### Given information:
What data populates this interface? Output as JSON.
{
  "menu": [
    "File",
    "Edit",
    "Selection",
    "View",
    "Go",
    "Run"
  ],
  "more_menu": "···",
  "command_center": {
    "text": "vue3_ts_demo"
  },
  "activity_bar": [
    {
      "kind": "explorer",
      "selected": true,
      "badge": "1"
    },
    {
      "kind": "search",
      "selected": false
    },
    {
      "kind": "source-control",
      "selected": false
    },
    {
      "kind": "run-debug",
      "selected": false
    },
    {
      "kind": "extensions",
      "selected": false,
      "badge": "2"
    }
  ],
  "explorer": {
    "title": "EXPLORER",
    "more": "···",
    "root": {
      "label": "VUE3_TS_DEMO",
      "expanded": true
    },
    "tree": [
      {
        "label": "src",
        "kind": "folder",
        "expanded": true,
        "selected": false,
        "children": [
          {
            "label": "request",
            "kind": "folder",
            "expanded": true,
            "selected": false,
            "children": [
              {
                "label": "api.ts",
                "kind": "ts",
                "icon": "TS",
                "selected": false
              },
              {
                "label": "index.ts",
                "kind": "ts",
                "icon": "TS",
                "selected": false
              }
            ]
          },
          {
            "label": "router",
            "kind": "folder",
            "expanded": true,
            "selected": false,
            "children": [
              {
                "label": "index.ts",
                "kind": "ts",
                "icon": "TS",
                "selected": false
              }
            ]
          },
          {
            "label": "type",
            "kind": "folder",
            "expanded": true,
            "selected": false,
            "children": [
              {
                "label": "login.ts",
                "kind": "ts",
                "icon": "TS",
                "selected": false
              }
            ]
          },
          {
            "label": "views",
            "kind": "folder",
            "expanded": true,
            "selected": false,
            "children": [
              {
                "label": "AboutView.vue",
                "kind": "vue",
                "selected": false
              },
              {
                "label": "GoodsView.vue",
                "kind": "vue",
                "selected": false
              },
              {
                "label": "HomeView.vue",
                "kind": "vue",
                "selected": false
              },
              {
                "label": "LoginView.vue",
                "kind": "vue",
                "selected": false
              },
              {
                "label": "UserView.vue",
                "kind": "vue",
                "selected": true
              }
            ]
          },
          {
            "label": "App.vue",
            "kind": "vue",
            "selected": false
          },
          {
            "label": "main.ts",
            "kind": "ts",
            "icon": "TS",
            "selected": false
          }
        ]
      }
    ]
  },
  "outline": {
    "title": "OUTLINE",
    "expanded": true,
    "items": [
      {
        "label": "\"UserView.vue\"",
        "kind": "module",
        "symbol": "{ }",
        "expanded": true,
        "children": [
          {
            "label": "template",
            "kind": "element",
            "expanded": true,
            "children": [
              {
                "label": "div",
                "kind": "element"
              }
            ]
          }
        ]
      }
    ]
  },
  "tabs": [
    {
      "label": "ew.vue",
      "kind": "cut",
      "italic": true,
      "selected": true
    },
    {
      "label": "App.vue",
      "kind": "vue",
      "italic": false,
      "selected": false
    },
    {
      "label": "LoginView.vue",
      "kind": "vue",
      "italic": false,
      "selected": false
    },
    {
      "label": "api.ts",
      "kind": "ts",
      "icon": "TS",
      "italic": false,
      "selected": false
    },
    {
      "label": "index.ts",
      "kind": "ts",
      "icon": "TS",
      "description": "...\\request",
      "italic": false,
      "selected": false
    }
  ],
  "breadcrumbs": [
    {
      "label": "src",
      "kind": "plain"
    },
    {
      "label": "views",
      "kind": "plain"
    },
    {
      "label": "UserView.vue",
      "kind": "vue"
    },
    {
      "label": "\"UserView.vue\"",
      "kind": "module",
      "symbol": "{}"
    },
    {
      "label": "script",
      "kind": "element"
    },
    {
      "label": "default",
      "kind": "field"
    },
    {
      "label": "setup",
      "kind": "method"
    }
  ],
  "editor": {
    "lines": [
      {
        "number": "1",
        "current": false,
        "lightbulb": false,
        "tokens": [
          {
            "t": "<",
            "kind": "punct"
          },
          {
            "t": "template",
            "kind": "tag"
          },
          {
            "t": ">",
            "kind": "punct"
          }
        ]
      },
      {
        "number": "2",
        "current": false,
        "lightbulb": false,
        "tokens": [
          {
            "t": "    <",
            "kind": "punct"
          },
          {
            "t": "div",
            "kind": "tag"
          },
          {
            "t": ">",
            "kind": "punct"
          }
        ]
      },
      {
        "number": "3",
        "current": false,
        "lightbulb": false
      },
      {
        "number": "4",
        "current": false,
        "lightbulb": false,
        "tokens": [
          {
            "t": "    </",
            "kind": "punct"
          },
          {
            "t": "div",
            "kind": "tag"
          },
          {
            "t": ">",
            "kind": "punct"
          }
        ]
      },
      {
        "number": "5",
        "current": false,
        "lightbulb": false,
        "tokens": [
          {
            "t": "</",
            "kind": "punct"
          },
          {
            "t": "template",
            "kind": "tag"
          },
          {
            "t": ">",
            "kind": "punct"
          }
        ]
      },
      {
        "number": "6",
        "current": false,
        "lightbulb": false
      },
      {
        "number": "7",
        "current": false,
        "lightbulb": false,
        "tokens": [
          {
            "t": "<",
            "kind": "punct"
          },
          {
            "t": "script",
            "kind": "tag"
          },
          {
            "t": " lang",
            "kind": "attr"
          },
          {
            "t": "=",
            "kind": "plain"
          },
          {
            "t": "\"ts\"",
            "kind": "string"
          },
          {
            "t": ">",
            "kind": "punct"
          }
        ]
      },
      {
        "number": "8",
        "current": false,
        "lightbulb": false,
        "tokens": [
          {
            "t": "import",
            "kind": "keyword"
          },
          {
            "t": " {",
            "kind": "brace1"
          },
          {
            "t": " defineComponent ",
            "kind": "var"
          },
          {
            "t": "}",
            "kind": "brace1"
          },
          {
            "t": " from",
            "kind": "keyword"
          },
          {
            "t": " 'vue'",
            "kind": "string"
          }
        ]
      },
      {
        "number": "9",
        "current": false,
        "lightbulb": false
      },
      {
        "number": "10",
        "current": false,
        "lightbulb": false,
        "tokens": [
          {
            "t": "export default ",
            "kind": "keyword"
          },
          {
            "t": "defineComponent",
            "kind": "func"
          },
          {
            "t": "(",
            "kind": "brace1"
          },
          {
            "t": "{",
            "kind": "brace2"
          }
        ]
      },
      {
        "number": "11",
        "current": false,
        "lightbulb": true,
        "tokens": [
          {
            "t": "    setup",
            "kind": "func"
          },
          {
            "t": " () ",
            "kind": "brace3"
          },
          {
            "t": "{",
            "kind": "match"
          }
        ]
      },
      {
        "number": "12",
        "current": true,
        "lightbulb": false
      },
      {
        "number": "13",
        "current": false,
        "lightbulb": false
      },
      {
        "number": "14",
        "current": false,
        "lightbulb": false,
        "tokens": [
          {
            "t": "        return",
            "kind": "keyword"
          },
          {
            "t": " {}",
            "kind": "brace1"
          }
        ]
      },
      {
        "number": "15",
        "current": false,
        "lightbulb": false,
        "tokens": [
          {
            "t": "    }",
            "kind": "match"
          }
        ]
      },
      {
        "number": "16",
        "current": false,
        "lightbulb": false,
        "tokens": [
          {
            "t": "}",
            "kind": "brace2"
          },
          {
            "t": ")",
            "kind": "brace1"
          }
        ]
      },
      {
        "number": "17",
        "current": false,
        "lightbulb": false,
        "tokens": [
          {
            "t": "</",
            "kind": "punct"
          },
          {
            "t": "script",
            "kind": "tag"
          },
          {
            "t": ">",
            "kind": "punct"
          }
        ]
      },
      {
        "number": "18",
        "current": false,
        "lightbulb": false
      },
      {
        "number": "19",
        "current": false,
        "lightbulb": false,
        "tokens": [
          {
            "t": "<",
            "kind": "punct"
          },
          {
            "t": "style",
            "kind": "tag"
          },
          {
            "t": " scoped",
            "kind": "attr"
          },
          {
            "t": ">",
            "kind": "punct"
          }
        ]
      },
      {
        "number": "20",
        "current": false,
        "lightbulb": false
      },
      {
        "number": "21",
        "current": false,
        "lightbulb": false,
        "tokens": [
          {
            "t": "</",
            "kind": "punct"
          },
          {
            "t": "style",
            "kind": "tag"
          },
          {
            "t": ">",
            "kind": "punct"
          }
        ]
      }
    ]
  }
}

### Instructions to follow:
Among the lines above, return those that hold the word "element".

### Response area:
            "kind": "element",
                "kind": "element"
      "kind": "element"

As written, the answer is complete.